<<<<

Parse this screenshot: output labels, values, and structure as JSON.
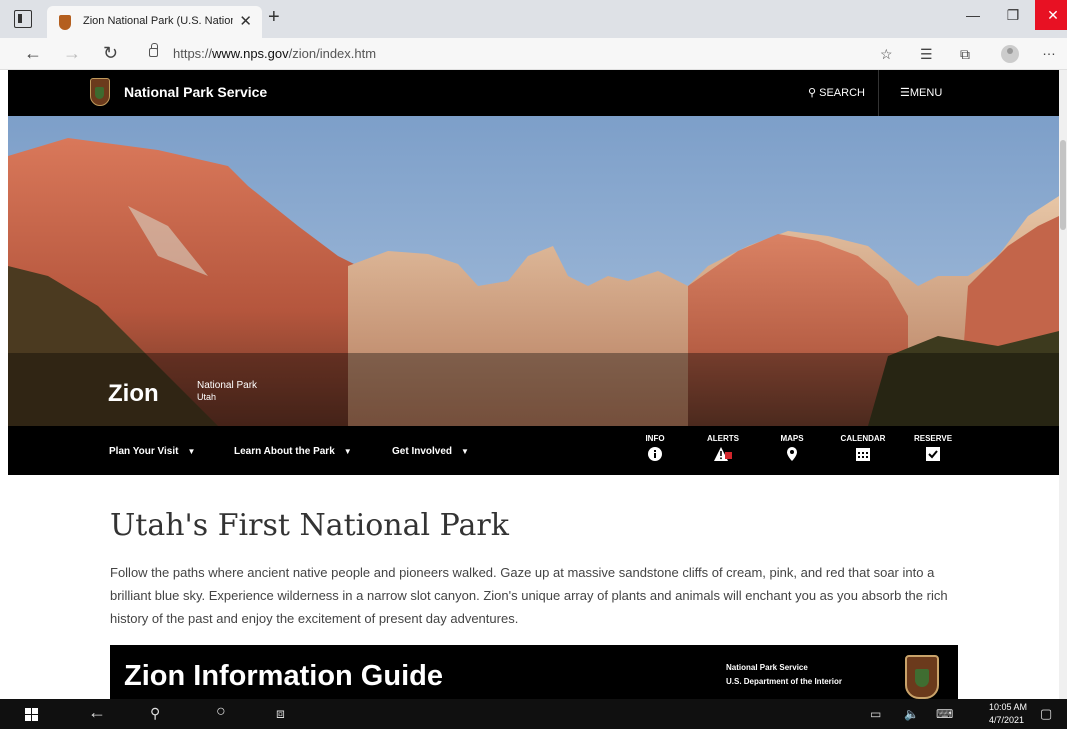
{
  "browser": {
    "tab_title": "Zion National Park (U.S. Nationa",
    "url_prefix": "https://",
    "url_host": "www.nps.gov",
    "url_path": "/zion/index.htm"
  },
  "site_header": {
    "org_name": "National Park Service",
    "search_label": "SEARCH",
    "menu_label": "MENU"
  },
  "hero": {
    "park_name": "Zion",
    "designation": "National Park",
    "state": "Utah"
  },
  "park_nav": {
    "items": [
      {
        "label": "Plan Your Visit"
      },
      {
        "label": "Learn About the Park"
      },
      {
        "label": "Get Involved"
      }
    ],
    "quick_links": [
      {
        "label": "INFO",
        "icon": "info-icon"
      },
      {
        "label": "ALERTS",
        "icon": "alert-icon"
      },
      {
        "label": "MAPS",
        "icon": "map-pin-icon"
      },
      {
        "label": "CALENDAR",
        "icon": "calendar-icon"
      },
      {
        "label": "RESERVE",
        "icon": "checkbox-icon"
      }
    ]
  },
  "main": {
    "title": "Utah's First National Park",
    "intro": "Follow the paths where ancient native people and pioneers walked. Gaze up at massive sandstone cliffs of cream, pink, and red that soar into a brilliant blue sky. Experience wilderness in a narrow slot canyon. Zion's unique array of plants and animals will enchant you as you absorb the rich history of the past and enjoy the excitement of present day adventures."
  },
  "guide_banner": {
    "title": "Zion Information Guide",
    "agency": "National Park Service",
    "department": "U.S. Department of the Interior"
  },
  "taskbar": {
    "time": "10:05 AM",
    "date": "4/7/2021"
  },
  "colors": {
    "header_bg": "#000000",
    "window_close": "#e81123",
    "taskbar_bg": "#101010"
  }
}
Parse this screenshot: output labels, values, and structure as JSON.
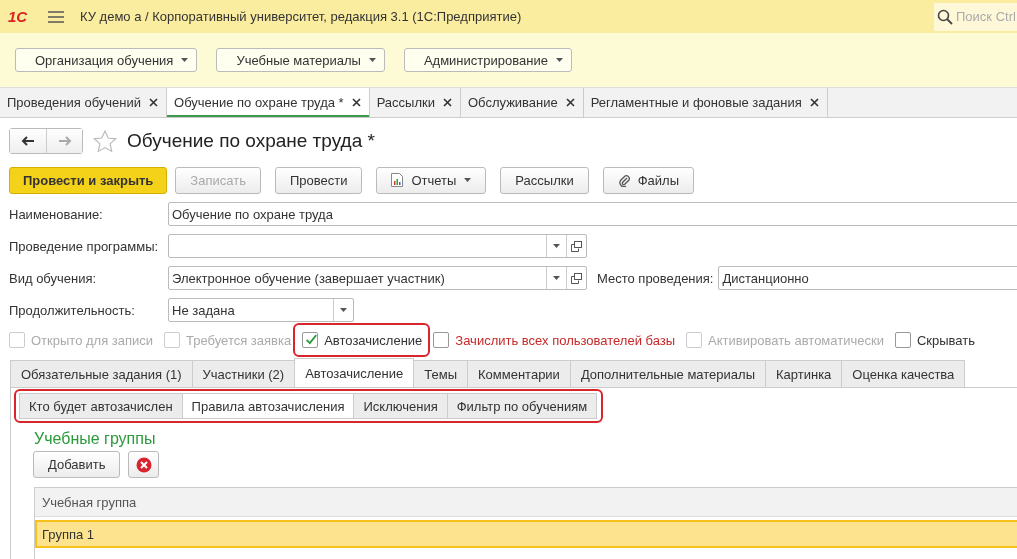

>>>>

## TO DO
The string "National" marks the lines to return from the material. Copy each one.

## WRITTEN ANSWER
    "tab_title": "Zion National Park (U.S. Nationa",
    "org_name": "National Park Service",
    "designation": "National Park",
    "title": "Utah's First National Park",
    "agency": "National Park Service",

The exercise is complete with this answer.